What Israeli policy makers should be thinking about is not how to prevent an aggressive Palestinian internalization strategy, but rather how to turn this into an opportunity for peace. Ratheer than flat opposition to UNSCOP‐2, Israel should enlist the United States in an effort to alter the UNSCOP trajectory. Rather than leading to a new 181 and an imposed solution,
UNSCOP‐2 can become a pathway to a new and more productive form of negotiations. The US could tell the Palestinians that it will support UNSCOP‐2 as an instrument of the Security Council provided three issues are satisfactorily addressed. First, the terms of reference for UNSCOP‐2 must be ones that Israel can live with, such as those provided in the 2002 Roadmap drafted by the Bush Administration. Second UNSCOP‐2 must be headed by a fair‐minded friend of Israel who is also acceptable to the Palestinians, perhaps someone like Bill Clinton.
Most importantly, UNSCOP‐2 should differ from the original UNSCOP once the peace plan is developed. Rather than embedding the plan in a new UN resolution, Israel and the State of Palestine would be asked to negotiate for three months, to see if they can agree on any mutually acceptable improvements to the draft treaty. After three months, the two sides would report back to the UN Security Council. They could ask for more time, or announce their failure to reach an agreement or, hopefully, announce an agreed text. If failure ensues, then the Security Council would have to decide. It could ask the US to resume its central role, and to offer bridging proposals. It could call on both states to hold binding referenda on a draft treaty, or perhaps it would determine that at this point in history an end‐of‐conflict agreement cannot be reached and that what is needed, either by agreement or by Security Council action, is a determination of the border that will separate the two states.

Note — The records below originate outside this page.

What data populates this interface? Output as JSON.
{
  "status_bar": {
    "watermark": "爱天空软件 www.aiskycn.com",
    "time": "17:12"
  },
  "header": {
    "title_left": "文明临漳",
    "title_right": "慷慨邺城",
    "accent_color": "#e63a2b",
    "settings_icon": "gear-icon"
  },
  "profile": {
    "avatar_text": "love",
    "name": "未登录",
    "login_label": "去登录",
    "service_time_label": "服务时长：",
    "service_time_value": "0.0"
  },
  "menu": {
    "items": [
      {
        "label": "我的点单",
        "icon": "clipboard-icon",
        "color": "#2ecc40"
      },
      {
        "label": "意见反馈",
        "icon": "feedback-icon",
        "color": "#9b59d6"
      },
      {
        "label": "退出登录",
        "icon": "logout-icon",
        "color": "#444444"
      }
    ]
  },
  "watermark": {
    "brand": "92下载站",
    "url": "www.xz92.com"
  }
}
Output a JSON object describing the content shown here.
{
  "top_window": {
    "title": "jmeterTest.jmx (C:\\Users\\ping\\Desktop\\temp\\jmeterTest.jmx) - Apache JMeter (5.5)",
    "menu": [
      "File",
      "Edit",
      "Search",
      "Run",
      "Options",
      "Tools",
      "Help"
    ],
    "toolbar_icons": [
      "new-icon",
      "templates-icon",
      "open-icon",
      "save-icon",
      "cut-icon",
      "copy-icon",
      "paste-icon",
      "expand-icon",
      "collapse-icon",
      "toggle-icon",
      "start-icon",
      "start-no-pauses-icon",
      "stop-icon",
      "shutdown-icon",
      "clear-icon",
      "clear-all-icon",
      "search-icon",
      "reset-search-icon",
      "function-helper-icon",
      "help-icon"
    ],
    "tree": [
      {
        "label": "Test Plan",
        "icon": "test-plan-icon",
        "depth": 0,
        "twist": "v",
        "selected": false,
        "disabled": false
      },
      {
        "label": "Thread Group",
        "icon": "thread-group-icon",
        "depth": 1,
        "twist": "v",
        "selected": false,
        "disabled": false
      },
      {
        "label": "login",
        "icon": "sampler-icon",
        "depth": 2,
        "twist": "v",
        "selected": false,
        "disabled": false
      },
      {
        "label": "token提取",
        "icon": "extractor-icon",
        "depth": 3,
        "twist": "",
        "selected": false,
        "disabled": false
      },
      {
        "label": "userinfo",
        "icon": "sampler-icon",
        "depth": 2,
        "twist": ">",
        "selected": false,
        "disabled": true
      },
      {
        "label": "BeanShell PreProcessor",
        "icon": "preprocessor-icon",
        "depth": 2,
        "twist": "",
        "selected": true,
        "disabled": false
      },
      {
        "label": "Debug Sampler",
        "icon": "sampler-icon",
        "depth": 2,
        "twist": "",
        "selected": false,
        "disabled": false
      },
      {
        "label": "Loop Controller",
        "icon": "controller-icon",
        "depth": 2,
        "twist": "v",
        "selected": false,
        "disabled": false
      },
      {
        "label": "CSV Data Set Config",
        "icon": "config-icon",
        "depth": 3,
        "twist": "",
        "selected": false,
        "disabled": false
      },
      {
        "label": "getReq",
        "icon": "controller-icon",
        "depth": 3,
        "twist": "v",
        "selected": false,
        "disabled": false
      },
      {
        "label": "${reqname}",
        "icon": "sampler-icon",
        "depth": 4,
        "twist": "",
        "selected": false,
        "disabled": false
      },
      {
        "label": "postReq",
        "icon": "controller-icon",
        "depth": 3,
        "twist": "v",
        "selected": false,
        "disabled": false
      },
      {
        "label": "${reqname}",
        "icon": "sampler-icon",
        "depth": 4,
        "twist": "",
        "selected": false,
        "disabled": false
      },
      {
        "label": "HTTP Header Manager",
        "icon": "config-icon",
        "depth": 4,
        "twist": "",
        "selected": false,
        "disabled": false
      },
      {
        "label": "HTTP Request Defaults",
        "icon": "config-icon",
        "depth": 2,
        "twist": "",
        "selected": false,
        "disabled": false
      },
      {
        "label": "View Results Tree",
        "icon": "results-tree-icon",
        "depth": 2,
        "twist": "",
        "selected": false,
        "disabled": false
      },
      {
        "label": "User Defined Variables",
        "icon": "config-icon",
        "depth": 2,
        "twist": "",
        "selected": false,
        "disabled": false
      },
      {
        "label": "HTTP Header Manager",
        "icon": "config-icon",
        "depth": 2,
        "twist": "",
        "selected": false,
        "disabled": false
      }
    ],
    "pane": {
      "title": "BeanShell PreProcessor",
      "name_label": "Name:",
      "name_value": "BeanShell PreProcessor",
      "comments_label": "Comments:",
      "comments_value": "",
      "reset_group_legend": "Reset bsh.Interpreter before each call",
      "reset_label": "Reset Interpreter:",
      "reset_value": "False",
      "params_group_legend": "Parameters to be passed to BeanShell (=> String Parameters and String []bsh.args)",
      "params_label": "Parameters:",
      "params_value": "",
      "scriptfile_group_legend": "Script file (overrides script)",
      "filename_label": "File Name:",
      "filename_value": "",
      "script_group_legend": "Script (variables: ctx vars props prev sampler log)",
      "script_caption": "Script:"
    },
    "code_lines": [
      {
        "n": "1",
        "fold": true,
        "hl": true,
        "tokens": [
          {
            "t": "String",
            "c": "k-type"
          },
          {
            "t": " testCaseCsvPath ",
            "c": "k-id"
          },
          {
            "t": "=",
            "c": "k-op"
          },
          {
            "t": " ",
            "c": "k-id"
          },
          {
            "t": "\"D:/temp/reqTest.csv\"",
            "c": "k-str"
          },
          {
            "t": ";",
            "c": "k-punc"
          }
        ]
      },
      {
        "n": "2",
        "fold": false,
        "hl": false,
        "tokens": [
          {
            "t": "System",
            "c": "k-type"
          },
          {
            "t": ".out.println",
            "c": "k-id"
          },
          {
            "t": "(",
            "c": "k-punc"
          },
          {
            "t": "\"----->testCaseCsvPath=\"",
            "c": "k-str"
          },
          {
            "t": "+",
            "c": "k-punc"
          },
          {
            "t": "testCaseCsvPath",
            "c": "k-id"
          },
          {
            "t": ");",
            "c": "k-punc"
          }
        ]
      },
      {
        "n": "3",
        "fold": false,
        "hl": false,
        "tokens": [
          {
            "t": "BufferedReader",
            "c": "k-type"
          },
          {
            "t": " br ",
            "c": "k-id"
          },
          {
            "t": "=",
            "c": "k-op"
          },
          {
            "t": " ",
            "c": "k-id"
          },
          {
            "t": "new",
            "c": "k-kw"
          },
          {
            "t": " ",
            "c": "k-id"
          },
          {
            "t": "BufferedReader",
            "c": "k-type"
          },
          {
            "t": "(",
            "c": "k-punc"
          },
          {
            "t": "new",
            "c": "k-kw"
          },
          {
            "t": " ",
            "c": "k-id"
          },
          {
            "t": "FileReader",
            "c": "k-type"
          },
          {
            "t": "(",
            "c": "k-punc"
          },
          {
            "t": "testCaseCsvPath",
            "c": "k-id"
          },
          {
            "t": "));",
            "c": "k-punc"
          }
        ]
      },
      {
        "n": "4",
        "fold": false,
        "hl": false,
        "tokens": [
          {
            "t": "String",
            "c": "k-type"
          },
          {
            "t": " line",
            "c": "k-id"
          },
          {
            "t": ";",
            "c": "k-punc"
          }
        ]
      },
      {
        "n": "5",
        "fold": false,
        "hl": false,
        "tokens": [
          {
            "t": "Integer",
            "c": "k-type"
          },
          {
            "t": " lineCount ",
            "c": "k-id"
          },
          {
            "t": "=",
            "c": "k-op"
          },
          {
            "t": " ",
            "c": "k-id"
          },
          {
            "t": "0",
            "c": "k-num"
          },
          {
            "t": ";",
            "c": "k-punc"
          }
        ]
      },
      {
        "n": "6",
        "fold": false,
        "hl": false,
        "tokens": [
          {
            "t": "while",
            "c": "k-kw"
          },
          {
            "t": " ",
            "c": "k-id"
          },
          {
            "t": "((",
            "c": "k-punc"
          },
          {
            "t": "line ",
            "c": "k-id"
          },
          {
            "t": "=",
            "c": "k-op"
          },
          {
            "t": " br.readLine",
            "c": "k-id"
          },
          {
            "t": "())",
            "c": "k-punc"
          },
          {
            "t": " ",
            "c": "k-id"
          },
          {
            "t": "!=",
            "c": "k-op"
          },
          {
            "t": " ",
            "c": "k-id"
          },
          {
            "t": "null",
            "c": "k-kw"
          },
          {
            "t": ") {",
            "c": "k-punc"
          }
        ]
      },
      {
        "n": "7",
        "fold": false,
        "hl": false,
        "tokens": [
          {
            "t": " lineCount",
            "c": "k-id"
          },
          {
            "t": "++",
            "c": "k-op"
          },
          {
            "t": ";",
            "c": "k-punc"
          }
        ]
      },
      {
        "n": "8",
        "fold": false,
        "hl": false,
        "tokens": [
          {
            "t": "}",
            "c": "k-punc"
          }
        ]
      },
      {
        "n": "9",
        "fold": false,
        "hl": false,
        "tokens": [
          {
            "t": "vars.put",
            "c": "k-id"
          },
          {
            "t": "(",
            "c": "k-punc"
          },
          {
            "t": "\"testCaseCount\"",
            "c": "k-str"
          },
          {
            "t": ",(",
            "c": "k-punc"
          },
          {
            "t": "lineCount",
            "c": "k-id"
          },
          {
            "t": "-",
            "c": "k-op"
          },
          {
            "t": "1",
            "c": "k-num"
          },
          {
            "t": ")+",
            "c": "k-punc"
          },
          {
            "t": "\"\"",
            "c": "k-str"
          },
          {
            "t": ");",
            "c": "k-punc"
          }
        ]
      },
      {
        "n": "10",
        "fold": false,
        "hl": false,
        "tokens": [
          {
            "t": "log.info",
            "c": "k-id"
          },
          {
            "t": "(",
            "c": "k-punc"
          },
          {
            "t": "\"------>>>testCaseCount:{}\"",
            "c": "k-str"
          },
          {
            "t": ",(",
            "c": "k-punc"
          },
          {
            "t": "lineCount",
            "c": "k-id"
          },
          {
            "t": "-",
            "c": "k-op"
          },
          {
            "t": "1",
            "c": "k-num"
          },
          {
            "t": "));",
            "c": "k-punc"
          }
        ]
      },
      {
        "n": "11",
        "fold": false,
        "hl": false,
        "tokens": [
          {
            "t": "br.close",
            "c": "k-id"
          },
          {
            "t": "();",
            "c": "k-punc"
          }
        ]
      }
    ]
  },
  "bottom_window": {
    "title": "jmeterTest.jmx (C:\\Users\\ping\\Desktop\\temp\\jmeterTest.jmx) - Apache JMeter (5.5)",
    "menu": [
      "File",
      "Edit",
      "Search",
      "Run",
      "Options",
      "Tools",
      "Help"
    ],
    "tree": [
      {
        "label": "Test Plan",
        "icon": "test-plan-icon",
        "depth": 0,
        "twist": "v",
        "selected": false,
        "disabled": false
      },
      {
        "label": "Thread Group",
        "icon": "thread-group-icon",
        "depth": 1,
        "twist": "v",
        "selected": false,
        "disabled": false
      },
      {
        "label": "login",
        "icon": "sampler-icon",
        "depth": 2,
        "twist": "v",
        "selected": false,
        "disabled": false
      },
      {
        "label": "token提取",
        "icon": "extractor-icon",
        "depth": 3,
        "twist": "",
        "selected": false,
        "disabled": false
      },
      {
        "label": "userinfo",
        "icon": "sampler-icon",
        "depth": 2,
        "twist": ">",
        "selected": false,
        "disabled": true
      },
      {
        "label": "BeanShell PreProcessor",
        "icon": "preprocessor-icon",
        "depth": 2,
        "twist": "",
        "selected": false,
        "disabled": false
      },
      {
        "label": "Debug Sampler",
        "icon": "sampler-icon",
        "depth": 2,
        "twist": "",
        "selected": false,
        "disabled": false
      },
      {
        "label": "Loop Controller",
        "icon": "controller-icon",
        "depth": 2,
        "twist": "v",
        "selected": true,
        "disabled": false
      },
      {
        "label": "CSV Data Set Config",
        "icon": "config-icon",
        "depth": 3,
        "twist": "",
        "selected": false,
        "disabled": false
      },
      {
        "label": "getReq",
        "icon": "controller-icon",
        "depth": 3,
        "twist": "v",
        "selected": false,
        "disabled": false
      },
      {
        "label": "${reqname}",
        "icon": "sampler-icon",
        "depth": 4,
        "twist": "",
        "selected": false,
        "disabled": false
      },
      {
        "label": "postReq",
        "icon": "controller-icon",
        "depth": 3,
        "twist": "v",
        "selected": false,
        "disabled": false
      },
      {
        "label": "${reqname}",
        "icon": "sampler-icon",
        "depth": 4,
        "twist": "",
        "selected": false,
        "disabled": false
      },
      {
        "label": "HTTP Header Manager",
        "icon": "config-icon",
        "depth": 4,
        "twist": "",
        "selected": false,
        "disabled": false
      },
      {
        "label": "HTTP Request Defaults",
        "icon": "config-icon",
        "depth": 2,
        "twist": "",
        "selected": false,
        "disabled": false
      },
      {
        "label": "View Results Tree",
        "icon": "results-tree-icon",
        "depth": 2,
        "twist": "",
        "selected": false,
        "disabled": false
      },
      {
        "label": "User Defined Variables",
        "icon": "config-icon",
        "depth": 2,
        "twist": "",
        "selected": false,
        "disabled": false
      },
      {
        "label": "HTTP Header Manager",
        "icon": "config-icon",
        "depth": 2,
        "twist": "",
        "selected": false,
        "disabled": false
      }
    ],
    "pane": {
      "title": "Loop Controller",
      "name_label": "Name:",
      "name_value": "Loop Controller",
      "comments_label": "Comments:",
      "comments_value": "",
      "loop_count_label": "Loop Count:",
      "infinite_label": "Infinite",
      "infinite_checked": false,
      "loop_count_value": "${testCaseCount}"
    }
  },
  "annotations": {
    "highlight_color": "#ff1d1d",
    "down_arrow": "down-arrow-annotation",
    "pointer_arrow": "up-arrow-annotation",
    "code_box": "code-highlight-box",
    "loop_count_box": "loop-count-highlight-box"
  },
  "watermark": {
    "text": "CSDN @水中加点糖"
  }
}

There is no guarantee that this approach will lead to an enduring peace, but it is hard to see how anything could be worse for Israel than just digging in its heels and allowing events to take their course.
(Jerome M. Segal is a research scholar at the University of Maryland Philosophy Department, and president of The Jewish Peace Lobby.)